Garden Lessons: Design: Plant Elements
Conifers in Perennial Beds
Plants as Fences
Pairing Blue With Yellow
New Botanical Discovery:
Deepest Purple Shrub
So, you’ve tried Physocarpus Diablo and Weigela Midnight Wine and Berberis Helmond’s Pillar and Cotinus Royal Purple and Sambucus Black Beauty. One or all of them give you SOME purple foliage, but you long for a significant swath of Wham!In-Your- Face! dense dark purple.And you don’t want to have to wait four years for a purple shrub to fill out that swath. Well, friends, the news is good. The botanical discovery of the century is here.
What is it? Well, you begin with full sun and a healthy Physocarpus Diablo.THEN… and this is the really important part… you underplant it with purple Perilla!!!! Yessireee bob. This blackest of black vigorous self seeding annual grows up through that Physocarpus umbrella skeleton , and next thing you know, you have a dense mound of Wham! In- Your- Face dark purple. As with many great botanical discoveries, this was not pre-planned. Just a fluke of self seeding, but oh what a glorious fluke!
Working With Variegation
Variegated Plants (or VPs, and indeed they are!) receive considerable design consideration in our gardens. Here are some pointers:

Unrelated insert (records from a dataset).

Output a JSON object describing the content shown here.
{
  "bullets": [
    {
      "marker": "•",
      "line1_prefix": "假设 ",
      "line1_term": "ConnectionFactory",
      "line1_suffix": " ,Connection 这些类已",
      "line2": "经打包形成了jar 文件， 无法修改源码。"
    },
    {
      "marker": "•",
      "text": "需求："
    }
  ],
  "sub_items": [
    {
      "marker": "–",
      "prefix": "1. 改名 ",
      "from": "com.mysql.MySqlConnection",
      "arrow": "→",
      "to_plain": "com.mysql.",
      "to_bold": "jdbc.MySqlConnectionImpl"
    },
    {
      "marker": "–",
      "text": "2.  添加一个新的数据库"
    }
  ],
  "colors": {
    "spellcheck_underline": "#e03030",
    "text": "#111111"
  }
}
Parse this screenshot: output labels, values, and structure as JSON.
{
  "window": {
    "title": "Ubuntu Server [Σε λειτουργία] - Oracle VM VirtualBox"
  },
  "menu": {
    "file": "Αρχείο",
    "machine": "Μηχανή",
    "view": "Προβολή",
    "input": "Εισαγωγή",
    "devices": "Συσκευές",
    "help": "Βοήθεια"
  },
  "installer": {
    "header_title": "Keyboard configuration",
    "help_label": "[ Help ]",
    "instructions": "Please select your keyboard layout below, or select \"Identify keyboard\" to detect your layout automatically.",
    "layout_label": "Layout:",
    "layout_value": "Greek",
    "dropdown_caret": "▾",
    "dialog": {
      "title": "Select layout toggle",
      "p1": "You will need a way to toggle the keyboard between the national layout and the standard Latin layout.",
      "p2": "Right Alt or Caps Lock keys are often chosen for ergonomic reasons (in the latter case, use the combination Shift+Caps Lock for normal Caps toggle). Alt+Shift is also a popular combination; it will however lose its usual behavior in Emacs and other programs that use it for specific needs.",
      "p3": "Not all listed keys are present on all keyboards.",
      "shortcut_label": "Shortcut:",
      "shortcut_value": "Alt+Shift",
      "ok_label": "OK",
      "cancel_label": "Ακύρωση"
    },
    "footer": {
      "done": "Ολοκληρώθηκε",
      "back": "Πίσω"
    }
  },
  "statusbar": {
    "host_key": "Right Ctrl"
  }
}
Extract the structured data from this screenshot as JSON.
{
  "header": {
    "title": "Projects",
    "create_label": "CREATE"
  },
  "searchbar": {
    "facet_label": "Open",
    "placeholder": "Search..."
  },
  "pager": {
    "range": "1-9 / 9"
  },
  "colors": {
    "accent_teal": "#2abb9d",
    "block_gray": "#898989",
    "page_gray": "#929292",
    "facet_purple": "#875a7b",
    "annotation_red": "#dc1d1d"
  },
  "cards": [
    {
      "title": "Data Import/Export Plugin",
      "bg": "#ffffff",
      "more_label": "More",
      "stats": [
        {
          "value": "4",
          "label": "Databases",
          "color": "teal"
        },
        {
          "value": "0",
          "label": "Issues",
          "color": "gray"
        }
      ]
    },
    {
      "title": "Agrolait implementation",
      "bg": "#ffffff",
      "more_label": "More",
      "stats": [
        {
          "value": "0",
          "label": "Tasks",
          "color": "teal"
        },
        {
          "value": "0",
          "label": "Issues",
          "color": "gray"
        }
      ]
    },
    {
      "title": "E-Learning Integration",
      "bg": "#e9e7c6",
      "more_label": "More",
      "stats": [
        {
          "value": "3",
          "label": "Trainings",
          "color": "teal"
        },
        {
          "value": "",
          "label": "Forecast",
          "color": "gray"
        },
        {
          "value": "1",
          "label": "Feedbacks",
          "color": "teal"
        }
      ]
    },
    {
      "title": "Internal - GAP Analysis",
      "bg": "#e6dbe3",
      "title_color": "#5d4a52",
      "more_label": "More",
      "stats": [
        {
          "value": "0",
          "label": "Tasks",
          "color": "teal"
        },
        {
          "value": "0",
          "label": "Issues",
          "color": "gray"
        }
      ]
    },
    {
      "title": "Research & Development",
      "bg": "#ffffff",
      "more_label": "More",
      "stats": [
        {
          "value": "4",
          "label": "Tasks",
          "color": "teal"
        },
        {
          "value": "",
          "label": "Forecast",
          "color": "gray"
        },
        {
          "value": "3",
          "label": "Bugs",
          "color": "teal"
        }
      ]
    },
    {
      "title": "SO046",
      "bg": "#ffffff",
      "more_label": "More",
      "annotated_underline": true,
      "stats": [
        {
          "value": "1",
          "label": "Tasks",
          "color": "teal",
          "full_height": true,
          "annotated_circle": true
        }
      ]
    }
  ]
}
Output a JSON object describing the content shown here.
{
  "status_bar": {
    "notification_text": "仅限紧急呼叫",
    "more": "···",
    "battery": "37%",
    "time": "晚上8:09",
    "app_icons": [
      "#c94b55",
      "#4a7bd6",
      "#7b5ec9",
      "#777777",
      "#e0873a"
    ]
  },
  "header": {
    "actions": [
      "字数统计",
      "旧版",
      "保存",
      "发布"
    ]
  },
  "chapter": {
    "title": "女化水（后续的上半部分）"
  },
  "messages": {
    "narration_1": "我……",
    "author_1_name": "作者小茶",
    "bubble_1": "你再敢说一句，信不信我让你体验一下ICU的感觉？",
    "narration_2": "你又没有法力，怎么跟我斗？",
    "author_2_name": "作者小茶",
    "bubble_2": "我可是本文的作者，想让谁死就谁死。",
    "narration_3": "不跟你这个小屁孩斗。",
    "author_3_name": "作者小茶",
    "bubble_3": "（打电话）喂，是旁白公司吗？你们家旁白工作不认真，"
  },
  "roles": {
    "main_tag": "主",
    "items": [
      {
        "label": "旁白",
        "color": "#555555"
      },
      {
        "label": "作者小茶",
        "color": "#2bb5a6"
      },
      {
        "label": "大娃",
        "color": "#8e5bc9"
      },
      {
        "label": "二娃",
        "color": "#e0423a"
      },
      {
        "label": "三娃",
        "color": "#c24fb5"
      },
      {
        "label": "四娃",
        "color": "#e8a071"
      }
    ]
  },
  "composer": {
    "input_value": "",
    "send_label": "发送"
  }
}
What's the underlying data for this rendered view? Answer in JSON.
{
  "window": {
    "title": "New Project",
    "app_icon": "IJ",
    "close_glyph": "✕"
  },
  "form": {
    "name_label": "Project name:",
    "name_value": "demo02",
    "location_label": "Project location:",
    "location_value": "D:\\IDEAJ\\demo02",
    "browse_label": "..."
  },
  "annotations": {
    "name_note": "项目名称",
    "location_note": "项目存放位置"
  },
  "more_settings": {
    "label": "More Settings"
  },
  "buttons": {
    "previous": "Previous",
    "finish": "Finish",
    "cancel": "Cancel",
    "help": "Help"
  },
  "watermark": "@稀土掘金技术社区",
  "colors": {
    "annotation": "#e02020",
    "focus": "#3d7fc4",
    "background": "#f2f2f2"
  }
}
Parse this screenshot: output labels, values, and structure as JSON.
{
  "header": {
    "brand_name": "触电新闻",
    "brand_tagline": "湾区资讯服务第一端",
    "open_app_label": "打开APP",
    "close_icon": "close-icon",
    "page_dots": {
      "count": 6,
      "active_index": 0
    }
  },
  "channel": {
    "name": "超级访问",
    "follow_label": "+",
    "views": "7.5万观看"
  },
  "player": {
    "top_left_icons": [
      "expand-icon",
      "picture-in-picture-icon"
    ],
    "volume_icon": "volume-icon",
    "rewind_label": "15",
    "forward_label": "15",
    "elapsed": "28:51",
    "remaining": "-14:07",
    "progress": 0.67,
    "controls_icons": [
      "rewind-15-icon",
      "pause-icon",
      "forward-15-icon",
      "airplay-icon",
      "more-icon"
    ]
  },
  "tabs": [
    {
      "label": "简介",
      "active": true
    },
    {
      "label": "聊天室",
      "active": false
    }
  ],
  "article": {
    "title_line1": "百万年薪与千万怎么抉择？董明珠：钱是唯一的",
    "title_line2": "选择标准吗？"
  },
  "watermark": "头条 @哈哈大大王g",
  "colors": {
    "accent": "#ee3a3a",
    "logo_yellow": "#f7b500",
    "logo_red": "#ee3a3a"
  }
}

Parse out your VPs. When mixed in with patches of solid colors, a swath of variegated foliage can certainly liven the scene, but one needs to be careful. Too many patches of VPs in one viewing frame -can become frenzy to the eye (which prefers restful> frenzy.) Thus, I would not plant a (variegated green and white ) Cornus Ivory Halo with a skirt or neighbor of similarly variegated green and white hosta. Even though the leaves are a different size, that pairing would be too visually chaotic. Sometimes I will mix same variegation color foliages if the size difference is great, as in mounds of large leaved hostas that are yellow with a wide deep green edge- surrounded by a groundcover of small leaved Euonymus Moonlight(yellow leaves with dark green edges.) Reverse variegation partners can sometimes work i.e. Ivory Halo dogwood bush(small white leaves edged in deep green) planted with large leaf dark green hostas with a thin white edge.
As a general practice, I do not mix green and white foliage with green and yellow foliage. What I do frequently use is yellow foliage trees and shrubs underplanted with blue foliage or blue and yellow variegated foliage. Unlike bold patterns, “spray painted” variegation does not show well at a distance; it is much better to place it near the viewer.
When designing with variegated woodies, make sure to position the variegated foliage with as-big or larger green background trees and shrubs. This makes a huge difference in your eye being able to see the variegation. Next time you spot a variegated tree, position your view so that the tree is backed by sky. See how the foliage disappears into the light expanse, rather than popping out at you because of a green backdrop?